- The Act authorizes federally qualified health care centers and rural health clinics to provide telehealth services to individuals in their homes and receive payment for such services.
- For plan years beginning on or before December 31, 2021, the Act preserves the status of high deductible health plans even if the plans do not explicitly include deductibles for telehealth or remote health services.
- The Act permits telehealth services to qualify as a face-to-face visits for certain home dialysis and hospice services during the COVID-19 crisis.
- Physician assistants, nurse practitioners and certain other nurses are able to order home health services.
The Act requires that student loan payments (principal and interest) be deferred until September 30, 2020, without penalty, on all federally owned loans.
Universities may continue to pay work-study students who are unable to work due to campus closures. Public and nonprofit institutions may also utilize unused work-study funds for supplemental grants.
Public and nonprofit universities may seek waivers for institutional matching requirements for campus-based aid programs for the current academic year through September 30 of the fiscal year following the end of the COVID-19 emergency.
Educators unable to finish their year of teaching service due to COVID-19 may count their partial year as a full year of service toward TEACH grant obligations or Teacher Loan Forgiveness. In addition, the Act waives the requirement that teachers must serve consecutive years of teaching service for Teacher Loan Forgiveness eligibility, if a teacher’s service is not consecutive as a result of COVID-19.
Large Businesses and Nonprofits
The CARES Act allocates $454 billion for loans, loan guarantees, and “other investments” in support of states and municipalities, as well as businesses and nonprofit organizations too large to receive support under the Paycheck Protection Program.

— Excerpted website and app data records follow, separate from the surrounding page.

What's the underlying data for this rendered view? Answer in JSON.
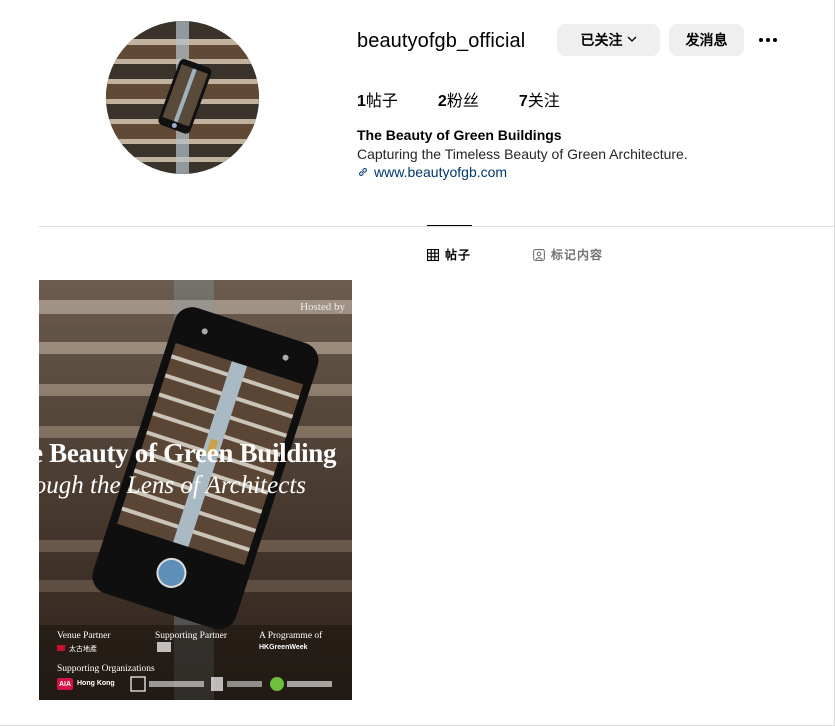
{
  "profile": {
    "username": "beautyofgb_official",
    "follow_button": "已关注",
    "message_button": "发消息",
    "more_icon": "more-horizontal-icon",
    "stats": {
      "posts_count": "1",
      "posts_label": "帖子",
      "followers_count": "2",
      "followers_label": "粉丝",
      "following_count": "7",
      "following_label": "关注"
    },
    "bio_name": "The Beauty of Green Buildings",
    "bio_text": "Capturing the Timeless Beauty of Green Architecture.",
    "bio_link": "www.beautyofgb.com"
  },
  "tabs": [
    {
      "label": "帖子",
      "icon": "grid-icon",
      "active": true
    },
    {
      "label": "标记内容",
      "icon": "tagged-user-icon",
      "active": false
    }
  ],
  "post": {
    "hosted_by": "Hosted by",
    "title_line1": "e Beauty of Green Building",
    "title_line2": "rough the Lens of Architects",
    "venue_partner": "Venue Partner",
    "supporting_partner": "Supporting Partner",
    "programme_of": "A Programme of",
    "supporting_orgs": "Supporting Organizations",
    "venue_logo": "太古地產",
    "hkgw_logo": "HKGreenWeek",
    "aia_logo": "AIA",
    "hk_logo": "Hong Kong"
  },
  "colors": {
    "button_bg": "#efefef",
    "link": "#00376b",
    "muted": "#737373"
  }
}
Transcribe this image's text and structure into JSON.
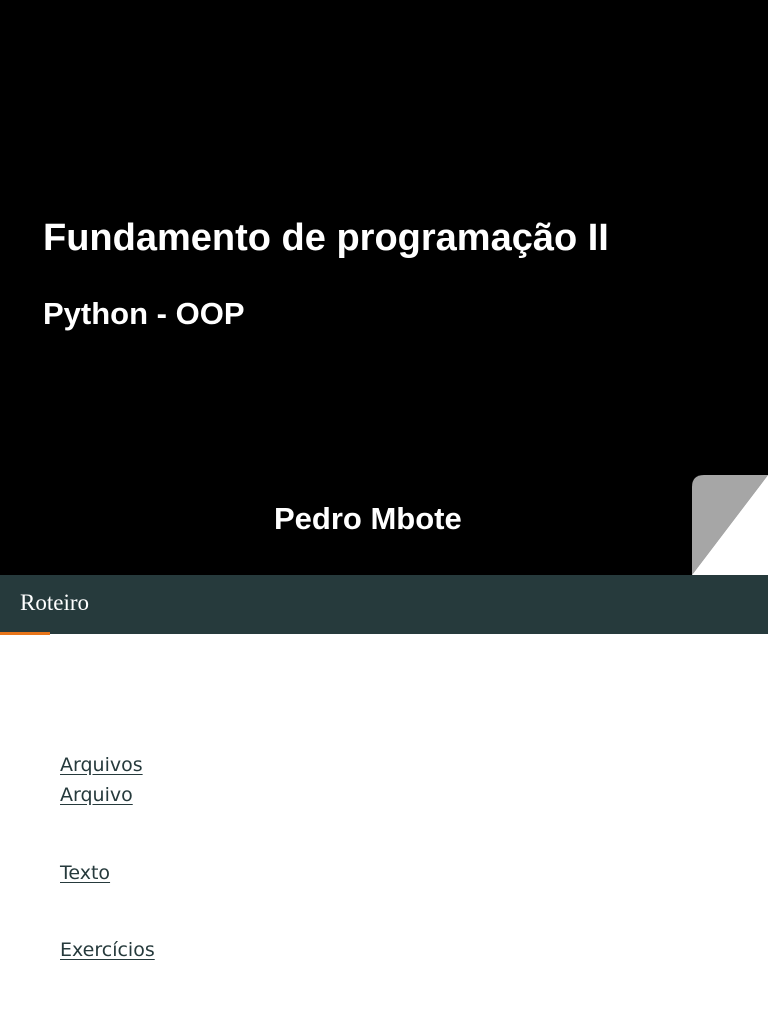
{
  "title_slide": {
    "title": "Fundamento de programação II",
    "subtitle": "Python - OOP",
    "author": "Pedro Mbote",
    "background_color": "#000000",
    "curl_color": "#a6a6a6"
  },
  "outline_slide": {
    "header_title": "Roteiro",
    "header_color": "#263a3c",
    "accent_color": "#e8751a",
    "links": [
      {
        "label": "Arquivos"
      },
      {
        "label": "Arquivo"
      },
      {
        "label": "Texto"
      },
      {
        "label": "Exercícios"
      }
    ]
  }
}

The Act authorizes loans and loan guarantees to businesses and nonprofit organizations that employ between 500 and 10,000 employees. In brief:
- The interest rate on such loans is capped at 2%.
- The maximum term for any such loan or loan guarantee is five years.
- No payments of principal or interest is required during the first six months of the loan.
- Organizations applying for such loans and loan guarantees must make several certifications, including that the loan will be used to retain at least 90% of the organization’s workforce, at full salary and benefits, through September 30, 2020.
The Act also allocates up to $17 billion for “loans and loan guarantees for businesses critical to maintaining national security.” No official statement has yet been provided regarding which businesses are considered critical to maintaining national security and are therefore eligible for this special allocation under the Act.
Commercial airlines are eligible to receive $25 billion in loans and loan guarantees, while cargo air carriers are eligible to receive $4 billion in loans and loan guarantees.
To preserve aviation jobs and compensate air carrier workers, the CARES Act allocates $25 billion to be used by passenger air carriers, $4 billion by cargo carriers, and $3 billion by aviation industry contractors exclusively for the continued payment of employee wages, salaries, and benefits. Guidance regarding how to apply for this assistance must be issued by the Secretary of the Treasury no later than April 1, 2020. Initial payments to air carriers and contractors that apply for this financial assistance must be made no later than April 6, 2020.
State, Territory, and Tribal Government Relief
States may receive no less than $1.25 billion to fund COVID-19 efforts, with more populous states eligible to receive proportionately more than less populous states. The Act authorizes $3 billion to be allocated among regions such as the District of Columbia and Puerto Rico, and $8 billion to be allocated among tribal governments.
Should you need assistance or have any questions concerning the CARES Act, contact Sharon C. Lincoln at firstname.lastname@example.org, Eric W. Dyer at email@example.com, or your Casner & Edwards attorney.